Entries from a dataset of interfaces

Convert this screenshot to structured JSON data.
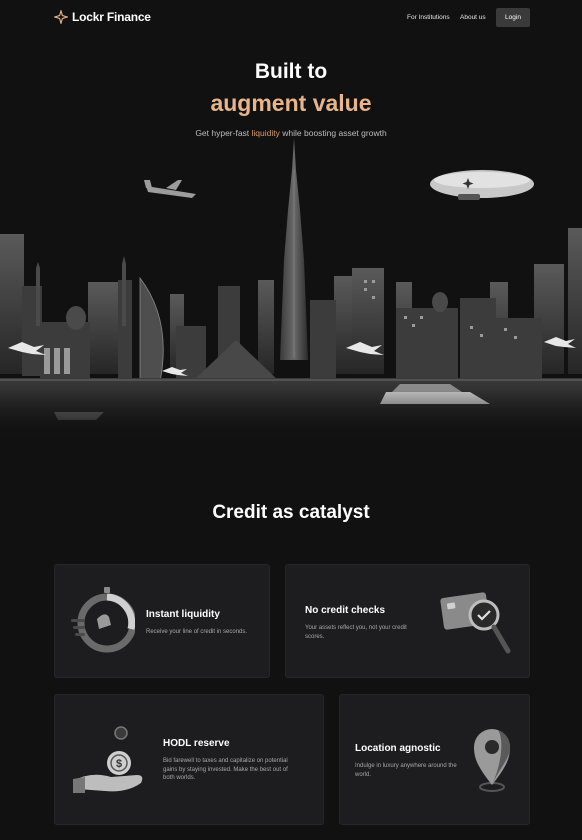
{
  "brand": {
    "name_part1": "Lockr",
    "name_part2": " Finance",
    "accent": "#e8b48a"
  },
  "nav": {
    "links": [
      "For Institutions",
      "About us"
    ],
    "login_label": "Login"
  },
  "hero": {
    "title_line1": "Built to",
    "title_line2": "augment value",
    "subtitle_pre": "Get hyper-fast ",
    "subtitle_highlight": "liquidity",
    "subtitle_post": " while boosting asset growth"
  },
  "features": {
    "section_title": "Credit as catalyst",
    "cards": [
      {
        "title": "Instant liquidity",
        "desc": "Receive your line of credit in seconds.",
        "icon": "stopwatch-icon"
      },
      {
        "title": "No credit checks",
        "desc": "Your assets reflect you, not your credit scores.",
        "icon": "credit-card-magnifier-icon"
      },
      {
        "title": "HODL reserve",
        "desc": "Bid farewell to taxes and capitalize on potential gains by staying invested. Make the best out of both worlds.",
        "icon": "hand-coin-icon"
      },
      {
        "title": "Location agnostic",
        "desc": "Indulge in luxury anywhere around the world.",
        "icon": "map-pin-icon"
      }
    ]
  }
}
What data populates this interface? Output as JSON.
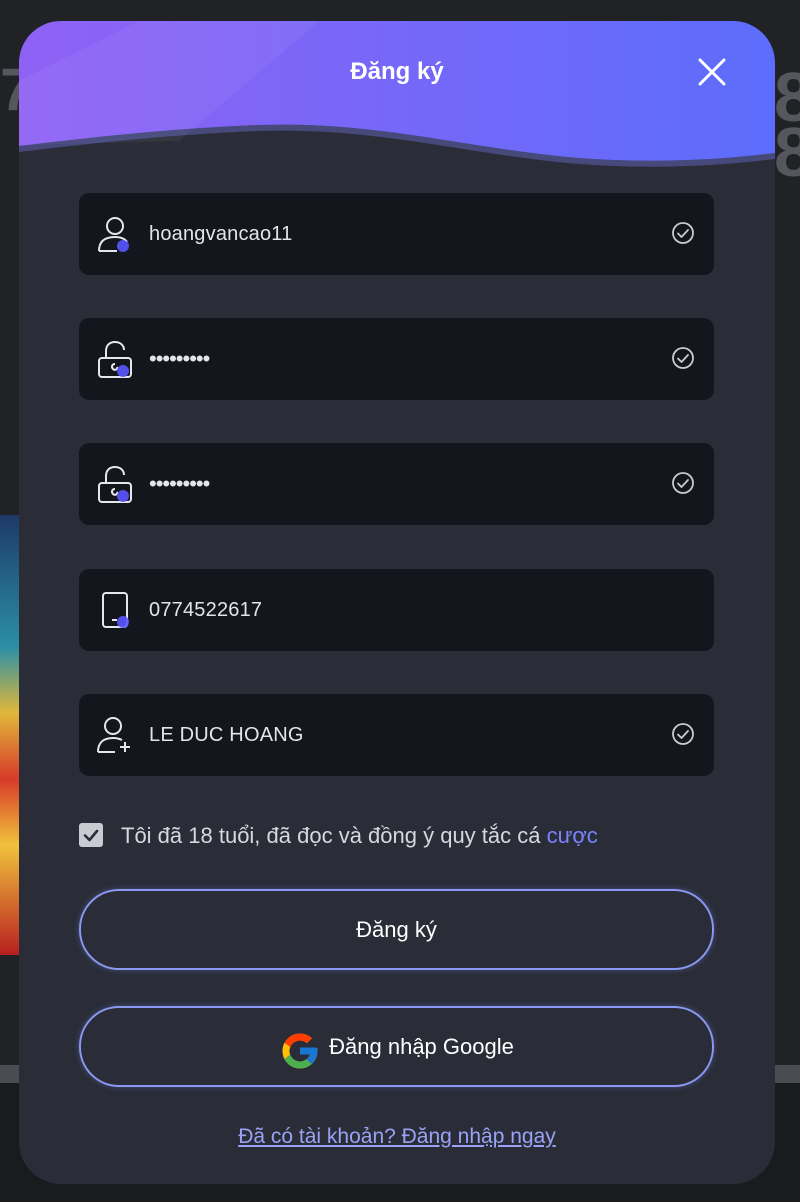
{
  "modal": {
    "title": "Đăng ký",
    "close_icon": "close-icon"
  },
  "fields": {
    "username": {
      "icon": "user-icon",
      "value": "hoangvancao11",
      "status_icon": "check-circle-icon"
    },
    "password": {
      "icon": "lock-icon",
      "value": "•••••••••",
      "status_icon": "check-circle-icon"
    },
    "confirm_password": {
      "icon": "lock-icon",
      "value": "•••••••••",
      "status_icon": "check-circle-icon"
    },
    "phone": {
      "icon": "phone-icon",
      "value": "0774522617"
    },
    "full_name": {
      "icon": "user-add-icon",
      "value": "LE DUC HOANG",
      "status_icon": "check-circle-icon"
    }
  },
  "agreement": {
    "checked": true,
    "text": "Tôi đã 18 tuổi, đã đọc và đồng ý quy tắc cá ",
    "link": "cược"
  },
  "buttons": {
    "register": "Đăng ký",
    "google": "Đăng nhập Google"
  },
  "footer": {
    "login_link": "Đã có tài khoản? Đăng nhập ngay"
  },
  "colors": {
    "header_gradient_start": "#8f62f5",
    "header_gradient_end": "#5d6dfb",
    "modal_bg": "#2a2d38",
    "field_bg": "#13161d",
    "accent": "#7b83ff"
  }
}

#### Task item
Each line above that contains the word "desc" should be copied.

#### Task result
        "desc": "Receive your line of credit in seconds.",
        "desc": "Your assets reflect you, not your credit scores.",
        "desc": "Bid farewell to taxes and capitalize on potential gains by staying invested. Make the best out of both worlds.",
        "desc": "Indulge in luxury anywhere around the world.",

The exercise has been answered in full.